Pure maple syrup is the reduced sap of the prevalent maple tree and is rich in antioxidants, and it manages to pack zinc, iron, and manganese in for an extra nutritional boost. It ranks lower than sugar on the glycemic index at 54 and has about three more calories per serving (1 tbsp at 52). The rich flavor of maple syrup is iconic, which could be a boon or a bane depending on what you’re using it to make, but it is fitting for sweets like hard candies. Otherwise, maple syrup reacts to temperature and liquid in a very similar manner to table sugar, so it is easy to do an even exchange for this minimally processed syrup.
Molasses is the secret ingredient for many grandmothers’ traditional kitchens.

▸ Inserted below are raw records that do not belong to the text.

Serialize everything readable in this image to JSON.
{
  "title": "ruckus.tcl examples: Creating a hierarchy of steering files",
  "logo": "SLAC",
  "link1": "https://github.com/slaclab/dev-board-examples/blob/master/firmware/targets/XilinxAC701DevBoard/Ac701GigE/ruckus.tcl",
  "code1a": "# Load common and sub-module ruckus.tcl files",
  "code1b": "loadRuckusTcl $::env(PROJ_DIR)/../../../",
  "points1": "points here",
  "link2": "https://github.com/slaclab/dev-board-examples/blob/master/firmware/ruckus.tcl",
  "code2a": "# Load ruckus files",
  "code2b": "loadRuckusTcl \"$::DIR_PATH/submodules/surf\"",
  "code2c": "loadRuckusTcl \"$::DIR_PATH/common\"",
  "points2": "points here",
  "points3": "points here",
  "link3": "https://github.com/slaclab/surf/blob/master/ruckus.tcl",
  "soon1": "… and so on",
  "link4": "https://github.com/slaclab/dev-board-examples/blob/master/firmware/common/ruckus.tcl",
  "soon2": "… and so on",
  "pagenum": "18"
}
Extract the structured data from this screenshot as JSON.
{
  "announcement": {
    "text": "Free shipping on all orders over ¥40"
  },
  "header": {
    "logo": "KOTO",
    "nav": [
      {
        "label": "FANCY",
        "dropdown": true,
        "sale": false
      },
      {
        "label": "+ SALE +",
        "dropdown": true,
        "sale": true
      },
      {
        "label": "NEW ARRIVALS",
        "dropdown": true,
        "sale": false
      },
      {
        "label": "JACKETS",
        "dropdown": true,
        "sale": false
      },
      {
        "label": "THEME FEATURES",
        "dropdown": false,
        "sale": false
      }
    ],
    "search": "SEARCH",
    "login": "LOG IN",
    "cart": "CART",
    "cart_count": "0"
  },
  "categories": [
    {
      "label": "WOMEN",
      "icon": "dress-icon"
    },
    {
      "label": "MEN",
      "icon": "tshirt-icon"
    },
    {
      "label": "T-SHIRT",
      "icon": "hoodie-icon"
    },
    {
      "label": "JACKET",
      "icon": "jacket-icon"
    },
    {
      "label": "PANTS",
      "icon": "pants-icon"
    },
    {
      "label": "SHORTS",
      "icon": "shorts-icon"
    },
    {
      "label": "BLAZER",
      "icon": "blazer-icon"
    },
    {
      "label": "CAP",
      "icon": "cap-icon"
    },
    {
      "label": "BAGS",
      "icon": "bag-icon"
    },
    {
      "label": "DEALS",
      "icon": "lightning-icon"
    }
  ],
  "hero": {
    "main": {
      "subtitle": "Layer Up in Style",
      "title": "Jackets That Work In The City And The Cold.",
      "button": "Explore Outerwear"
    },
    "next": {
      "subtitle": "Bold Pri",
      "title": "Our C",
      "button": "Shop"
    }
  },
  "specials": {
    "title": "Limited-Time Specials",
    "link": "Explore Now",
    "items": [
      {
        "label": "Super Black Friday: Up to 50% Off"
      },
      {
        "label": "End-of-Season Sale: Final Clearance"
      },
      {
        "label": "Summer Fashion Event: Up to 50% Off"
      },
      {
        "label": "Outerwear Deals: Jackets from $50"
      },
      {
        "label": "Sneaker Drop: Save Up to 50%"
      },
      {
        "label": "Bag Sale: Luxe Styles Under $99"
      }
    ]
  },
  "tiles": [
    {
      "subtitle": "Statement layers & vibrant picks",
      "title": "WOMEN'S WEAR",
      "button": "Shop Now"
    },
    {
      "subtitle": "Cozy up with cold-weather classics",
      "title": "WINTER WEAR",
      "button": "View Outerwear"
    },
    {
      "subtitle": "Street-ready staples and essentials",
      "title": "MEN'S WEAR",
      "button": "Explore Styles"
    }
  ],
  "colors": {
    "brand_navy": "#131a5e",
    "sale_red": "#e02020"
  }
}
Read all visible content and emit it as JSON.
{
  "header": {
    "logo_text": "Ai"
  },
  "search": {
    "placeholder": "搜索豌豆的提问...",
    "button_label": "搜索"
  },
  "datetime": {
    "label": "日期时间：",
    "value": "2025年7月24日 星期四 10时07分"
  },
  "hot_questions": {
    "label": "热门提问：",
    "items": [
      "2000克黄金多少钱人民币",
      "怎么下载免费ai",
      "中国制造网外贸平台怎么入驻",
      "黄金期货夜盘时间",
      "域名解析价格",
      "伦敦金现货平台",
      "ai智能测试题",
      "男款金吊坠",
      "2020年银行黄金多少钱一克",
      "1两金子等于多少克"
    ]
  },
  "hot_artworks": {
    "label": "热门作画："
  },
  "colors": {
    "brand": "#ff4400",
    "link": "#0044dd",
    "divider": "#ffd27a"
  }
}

Molasses comes from sugarcane and beetroot, but is the less-refined byproduct of the same process that produces refined white sugar. As a result, molasses is thick, dark, and contains a truckload of antioxidants that don’t make it into white sugar. It’s full of calcium and potassium as well as iron, selenium, and B6 vitamins, yet only ranks at 55 on the glycemic index. Blackstrap is by far the richest and most nutrient-dense among the various shades of molasses. It has a slightly bitter, highly sweet, and darkly complex flavor profile, which means a little bit goes a long way. Molasses makes fast friends with dark breads, gingerbread, and grains, and it brings out the best sticky sweetness in savory pork, barbeque, and baked beans.
Monkfruit is a relative newcomer to the sugar substitute scene. A melon from regions in Southeast Asia, the monkfruit, or luo han guo, is dried and refined to create an almost zero-calorie sweetener that looks a bit like fine sand. The sweetener generally operates on a one-to-one exchange with table sugar, unless you are baking, then a half sugar, half monkfruit blend is suggested. It takes less monkfruit to sweeten up a beverage or as recipe finisher, considering that concentrations of the fruit run from 150 to 200 times the sweetness of sugar. It contains a number of antioxidants, and the sweet flavor comes from mogrosides, which digest differently than fructose and sucrose and are not associated with weight gain or liver damage. That being said, there isn’t research done yet to see if this very promising substitute has any long-term side effects. Monkfruit is often used in sugar blends to improve the flavor, so be sure to read the packaging and opt for the purest formulations possible.